Soon never came, and to my knowledge, no explanation has ever been given as to why Weaver, the number two man in the entire NRA operation, had been summarily fired. What we do know is that Weaver appears to have continued receiving his full, $720,000 annual compensation for at least two years after leaving NRA. He now serves as Executive Director of the Rocky Mountain Elk Foundation.
Weaver was initially replaced by then-Deputy Director of General Operations, Joe DeBergalis, who was also recruited from the Board of Directors. He appears to have been paid $368,000 as Deputy Director, then $461,000 as Acting Director of General Operations, until he was replaced by LaPierre’s Chief of Staff, Josh Powell, who was already pulling down over $711,000. That jumped to about $920,000 after Powell took over General Operations.
Powell appears to be one of those guys with a reverse-Midas touch, as in everything he touches turns into something exactly the opposite of gold. He started in the outdoors industry in the catalog business, selling high-end “safari” and “expedition” clothing. He appears to have tried that in a couple of different iterations, all of which failed, leaving a trail of lawsuits and bankruptcies in his wake.
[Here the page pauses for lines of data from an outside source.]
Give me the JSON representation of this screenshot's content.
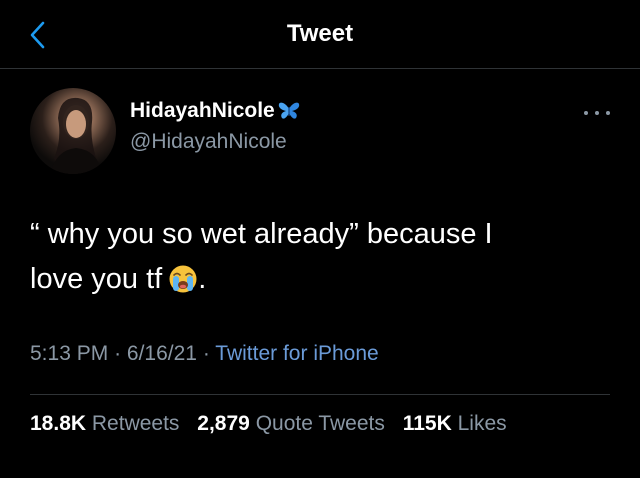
{
  "header": {
    "back_icon": "chevron-left-icon",
    "title": "Tweet"
  },
  "tweet": {
    "author": {
      "display_name": "HidayahNicole",
      "name_emoji": "butterfly-icon",
      "handle": "@HidayahNicole"
    },
    "more_icon": "more-horizontal-icon",
    "text_line_1": "“ why you so wet already” because I",
    "text_line_2": "love you tf",
    "text_emoji": "loudly-crying-face-icon",
    "text_end": ".",
    "time": "5:13 PM",
    "date": "6/16/21",
    "separator": "·",
    "source": "Twitter for iPhone"
  },
  "stats": {
    "retweets_count": "18.8K",
    "retweets_label": "Retweets",
    "quotes_count": "2,879",
    "quotes_label": "Quote Tweets",
    "likes_count": "115K",
    "likes_label": "Likes"
  },
  "colors": {
    "background": "#000000",
    "text_primary": "#ffffff",
    "text_secondary": "#8b98a5",
    "link": "#6b9bd8",
    "divider": "#2f3336"
  }
}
At NRA, Powell took charge of the new NRA Carry Guard program, immediately stepping in excrement when he barred the US Concealed Carry Association and other groups that offered concealed carry insurance, from exhibiting at the NRA Annual Meetings and Exhibits. That created quite a brouhaha and was widely seen as petty and vindictive.
Things went downhill from there, with New York, then Washington State and then several other states, throwing penalty flags on Carry Guard and the sales and marketing practices being employed by NRA and its contractors. This led to a variety of fines, penalties, and lawsuits, costing NRA tens of millions of dollars. New York led the charge, but overplayed their hand, threatening any business that did business with the NRA. Their heavy-handed tactics were so egregious that even the ACLU came to NRA’s defense. This led to NRA suing New York and its governor, Andrew Cuomo. That suit is ongoing and has been ridiculously expensive for the Association.
Powell was never well-liked by NRA staffers or the Board of Directors. While he was often mentioned as being groomed to take the EVP position if Wayne decided to retire, several Directors told me in no uncertain terms that they would never allow that to happen. The only people Powell actually seemed to get along with were Wayne, his new attorney, Bill Brewer, and former NRA President Pete Brownell.
The revelations in Powell’s book could be interesting, after all, he was very close to LaPierre during a pivotal and contentious time, so there’s really no telling what sort of information he might have been privy to, but it seems unlikely that there would be a large enough market for the book to make it worth walking away from, what was probably better than a million-dollar severance package.
I’m hoping to procure an advance copy of the book, and I’ll let you know what I find.